[WORK TO COMPLETE]:
Nothing in the records may change. Print them all again.

[AVAILABLE DATA]:
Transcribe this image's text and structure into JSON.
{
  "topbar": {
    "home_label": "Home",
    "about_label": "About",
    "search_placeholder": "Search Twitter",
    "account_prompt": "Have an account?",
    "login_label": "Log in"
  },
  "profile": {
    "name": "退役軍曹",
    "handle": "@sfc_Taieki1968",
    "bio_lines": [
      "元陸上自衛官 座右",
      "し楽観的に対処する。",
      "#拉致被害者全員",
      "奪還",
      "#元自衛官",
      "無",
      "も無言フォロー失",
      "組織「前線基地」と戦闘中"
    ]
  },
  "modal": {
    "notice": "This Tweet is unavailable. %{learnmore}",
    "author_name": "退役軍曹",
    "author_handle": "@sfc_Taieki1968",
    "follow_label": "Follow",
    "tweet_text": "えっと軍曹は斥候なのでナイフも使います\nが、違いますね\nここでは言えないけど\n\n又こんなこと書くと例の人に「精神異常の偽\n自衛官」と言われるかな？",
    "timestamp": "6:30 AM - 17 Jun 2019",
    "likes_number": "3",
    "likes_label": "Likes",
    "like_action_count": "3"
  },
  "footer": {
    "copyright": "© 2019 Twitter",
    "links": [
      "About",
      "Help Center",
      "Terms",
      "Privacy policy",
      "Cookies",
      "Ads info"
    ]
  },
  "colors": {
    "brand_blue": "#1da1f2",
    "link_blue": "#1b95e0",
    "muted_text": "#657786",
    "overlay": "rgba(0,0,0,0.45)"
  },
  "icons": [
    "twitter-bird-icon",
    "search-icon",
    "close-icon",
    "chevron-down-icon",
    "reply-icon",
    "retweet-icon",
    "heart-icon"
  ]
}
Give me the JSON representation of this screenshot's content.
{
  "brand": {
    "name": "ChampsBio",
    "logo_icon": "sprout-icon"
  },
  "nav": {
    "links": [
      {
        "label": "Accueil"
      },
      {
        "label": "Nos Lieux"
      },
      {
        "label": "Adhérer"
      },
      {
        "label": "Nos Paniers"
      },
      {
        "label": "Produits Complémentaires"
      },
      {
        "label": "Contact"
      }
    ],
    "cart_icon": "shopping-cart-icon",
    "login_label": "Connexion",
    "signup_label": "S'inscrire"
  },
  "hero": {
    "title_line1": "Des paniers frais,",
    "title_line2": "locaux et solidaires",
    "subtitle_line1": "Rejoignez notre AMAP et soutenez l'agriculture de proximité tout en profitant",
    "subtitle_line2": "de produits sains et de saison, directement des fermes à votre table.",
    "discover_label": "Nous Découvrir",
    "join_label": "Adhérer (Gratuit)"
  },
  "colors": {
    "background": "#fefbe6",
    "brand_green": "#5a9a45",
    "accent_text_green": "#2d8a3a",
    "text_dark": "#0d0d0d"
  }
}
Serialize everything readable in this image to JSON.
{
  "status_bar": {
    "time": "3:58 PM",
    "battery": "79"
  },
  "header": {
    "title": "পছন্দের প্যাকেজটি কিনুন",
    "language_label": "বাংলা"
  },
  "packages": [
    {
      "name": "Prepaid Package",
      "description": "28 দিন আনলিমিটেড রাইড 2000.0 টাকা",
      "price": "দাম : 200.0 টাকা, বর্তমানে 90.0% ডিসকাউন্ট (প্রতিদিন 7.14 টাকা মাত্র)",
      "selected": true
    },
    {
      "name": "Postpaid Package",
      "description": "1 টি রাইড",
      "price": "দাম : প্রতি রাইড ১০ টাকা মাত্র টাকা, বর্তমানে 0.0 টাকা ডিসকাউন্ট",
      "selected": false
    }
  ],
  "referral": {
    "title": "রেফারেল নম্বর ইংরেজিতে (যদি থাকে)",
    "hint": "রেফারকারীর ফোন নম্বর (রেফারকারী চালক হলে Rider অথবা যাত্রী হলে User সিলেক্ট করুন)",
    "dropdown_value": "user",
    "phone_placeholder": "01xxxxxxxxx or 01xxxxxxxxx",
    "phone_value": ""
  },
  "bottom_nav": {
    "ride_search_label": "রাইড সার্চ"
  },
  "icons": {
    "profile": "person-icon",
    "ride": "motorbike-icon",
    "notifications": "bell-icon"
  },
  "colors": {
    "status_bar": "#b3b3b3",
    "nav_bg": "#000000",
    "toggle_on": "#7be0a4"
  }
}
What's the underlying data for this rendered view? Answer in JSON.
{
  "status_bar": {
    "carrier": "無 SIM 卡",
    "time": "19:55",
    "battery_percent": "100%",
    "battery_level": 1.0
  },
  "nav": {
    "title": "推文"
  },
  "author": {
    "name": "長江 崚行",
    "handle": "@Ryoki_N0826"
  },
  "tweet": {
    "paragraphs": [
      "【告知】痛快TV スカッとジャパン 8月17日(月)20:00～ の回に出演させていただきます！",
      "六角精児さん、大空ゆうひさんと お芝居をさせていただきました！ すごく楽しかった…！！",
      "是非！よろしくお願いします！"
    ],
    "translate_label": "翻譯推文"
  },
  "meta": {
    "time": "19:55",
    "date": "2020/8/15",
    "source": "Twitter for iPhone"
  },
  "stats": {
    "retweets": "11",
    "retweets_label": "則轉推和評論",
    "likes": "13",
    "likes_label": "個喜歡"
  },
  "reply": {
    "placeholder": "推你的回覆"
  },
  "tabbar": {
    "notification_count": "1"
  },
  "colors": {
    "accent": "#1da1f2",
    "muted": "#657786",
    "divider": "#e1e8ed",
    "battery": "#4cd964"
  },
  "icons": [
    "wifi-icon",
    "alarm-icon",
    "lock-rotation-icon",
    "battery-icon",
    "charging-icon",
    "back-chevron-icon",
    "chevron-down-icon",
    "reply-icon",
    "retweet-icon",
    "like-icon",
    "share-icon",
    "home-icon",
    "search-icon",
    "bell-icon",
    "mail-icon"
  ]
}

[ANSWER BELOW]:
Transcribe this image's text and structure into JSON.
{
  "topbar": {
    "home_label": "Home",
    "about_label": "About",
    "search_placeholder": "Search Twitter",
    "account_prompt": "Have an account?",
    "login_label": "Log in"
  },
  "profile": {
    "name": "退役軍曹",
    "handle": "@sfc_Taieki1968",
    "bio_lines": [
      "元陸上自衛官 座右",
      "し楽観的に対処する。",
      "#拉致被害者全員",
      "奪還",
      "#元自衛官",
      "無",
      "も無言フォロー失",
      "組織「前線基地」と戦闘中"
    ]
  },
  "modal": {
    "notice": "This Tweet is unavailable. %{learnmore}",
    "author_name": "退役軍曹",
    "author_handle": "@sfc_Taieki1968",
    "follow_label": "Follow",
    "tweet_text": "えっと軍曹は斥候なのでナイフも使います\nが、違いますね\nここでは言えないけど\n\n又こんなこと書くと例の人に「精神異常の偽\n自衛官」と言われるかな？",
    "timestamp": "6:30 AM - 17 Jun 2019",
    "likes_number": "3",
    "likes_label": "Likes",
    "like_action_count": "3"
  },
  "footer": {
    "copyright": "© 2019 Twitter",
    "links": [
      "About",
      "Help Center",
      "Terms",
      "Privacy policy",
      "Cookies",
      "Ads info"
    ]
  },
  "colors": {
    "brand_blue": "#1da1f2",
    "link_blue": "#1b95e0",
    "muted_text": "#657786",
    "overlay": "rgba(0,0,0,0.45)"
  },
  "icons": [
    "twitter-bird-icon",
    "search-icon",
    "close-icon",
    "chevron-down-icon",
    "reply-icon",
    "retweet-icon",
    "heart-icon"
  ]
}
Give me the JSON representation of this screenshot's content.
{
  "brand": {
    "name": "ChampsBio",
    "logo_icon": "sprout-icon"
  },
  "nav": {
    "links": [
      {
        "label": "Accueil"
      },
      {
        "label": "Nos Lieux"
      },
      {
        "label": "Adhérer"
      },
      {
        "label": "Nos Paniers"
      },
      {
        "label": "Produits Complémentaires"
      },
      {
        "label": "Contact"
      }
    ],
    "cart_icon": "shopping-cart-icon",
    "login_label": "Connexion",
    "signup_label": "S'inscrire"
  },
  "hero": {
    "title_line1": "Des paniers frais,",
    "title_line2": "locaux et solidaires",
    "subtitle_line1": "Rejoignez notre AMAP et soutenez l'agriculture de proximité tout en profitant",
    "subtitle_line2": "de produits sains et de saison, directement des fermes à votre table.",
    "discover_label": "Nous Découvrir",
    "join_label": "Adhérer (Gratuit)"
  },
  "colors": {
    "background": "#fefbe6",
    "brand_green": "#5a9a45",
    "accent_text_green": "#2d8a3a",
    "text_dark": "#0d0d0d"
  }
}
Serialize everything readable in this image to JSON.
{
  "status_bar": {
    "time": "3:58 PM",
    "battery": "79"
  },
  "header": {
    "title": "পছন্দের প্যাকেজটি কিনুন",
    "language_label": "বাংলা"
  },
  "packages": [
    {
      "name": "Prepaid Package",
      "description": "28 দিন আনলিমিটেড রাইড 2000.0 টাকা",
      "price": "দাম : 200.0 টাকা, বর্তমানে 90.0% ডিসকাউন্ট (প্রতিদিন 7.14 টাকা মাত্র)",
      "selected": true
    },
    {
      "name": "Postpaid Package",
      "description": "1 টি রাইড",
      "price": "দাম : প্রতি রাইড ১০ টাকা মাত্র টাকা, বর্তমানে 0.0 টাকা ডিসকাউন্ট",
      "selected": false
    }
  ],
  "referral": {
    "title": "রেফারেল নম্বর ইংরেজিতে (যদি থাকে)",
    "hint": "রেফারকারীর ফোন নম্বর (রেফারকারী চালক হলে Rider অথবা যাত্রী হলে User সিলেক্ট করুন)",
    "dropdown_value": "user",
    "phone_placeholder": "01xxxxxxxxx or 01xxxxxxxxx",
    "phone_value": ""
  },
  "bottom_nav": {
    "ride_search_label": "রাইড সার্চ"
  },
  "icons": {
    "profile": "person-icon",
    "ride": "motorbike-icon",
    "notifications": "bell-icon"
  },
  "colors": {
    "status_bar": "#b3b3b3",
    "nav_bg": "#000000",
    "toggle_on": "#7be0a4"
  }
}
What's the underlying data for this rendered view? Answer in JSON.
{
  "status_bar": {
    "carrier": "無 SIM 卡",
    "time": "19:55",
    "battery_percent": "100%",
    "battery_level": 1.0
  },
  "nav": {
    "title": "推文"
  },
  "author": {
    "name": "長江 崚行",
    "handle": "@Ryoki_N0826"
  },
  "tweet": {
    "paragraphs": [
      "【告知】痛快TV スカッとジャパン 8月17日(月)20:00～ の回に出演させていただきます！",
      "六角精児さん、大空ゆうひさんと お芝居をさせていただきました！ すごく楽しかった…！！",
      "是非！よろしくお願いします！"
    ],
    "translate_label": "翻譯推文"
  },
  "meta": {
    "time": "19:55",
    "date": "2020/8/15",
    "source": "Twitter for iPhone"
  },
  "stats": {
    "retweets": "11",
    "retweets_label": "則轉推和評論",
    "likes": "13",
    "likes_label": "個喜歡"
  },
  "reply": {
    "placeholder": "推你的回覆"
  },
  "tabbar": {
    "notification_count": "1"
  },
  "colors": {
    "accent": "#1da1f2",
    "muted": "#657786",
    "divider": "#e1e8ed",
    "battery": "#4cd964"
  },
  "icons": [
    "wifi-icon",
    "alarm-icon",
    "lock-rotation-icon",
    "battery-icon",
    "charging-icon",
    "back-chevron-icon",
    "chevron-down-icon",
    "reply-icon",
    "retweet-icon",
    "like-icon",
    "share-icon",
    "home-icon",
    "search-icon",
    "bell-icon",
    "mail-icon"
  ]
}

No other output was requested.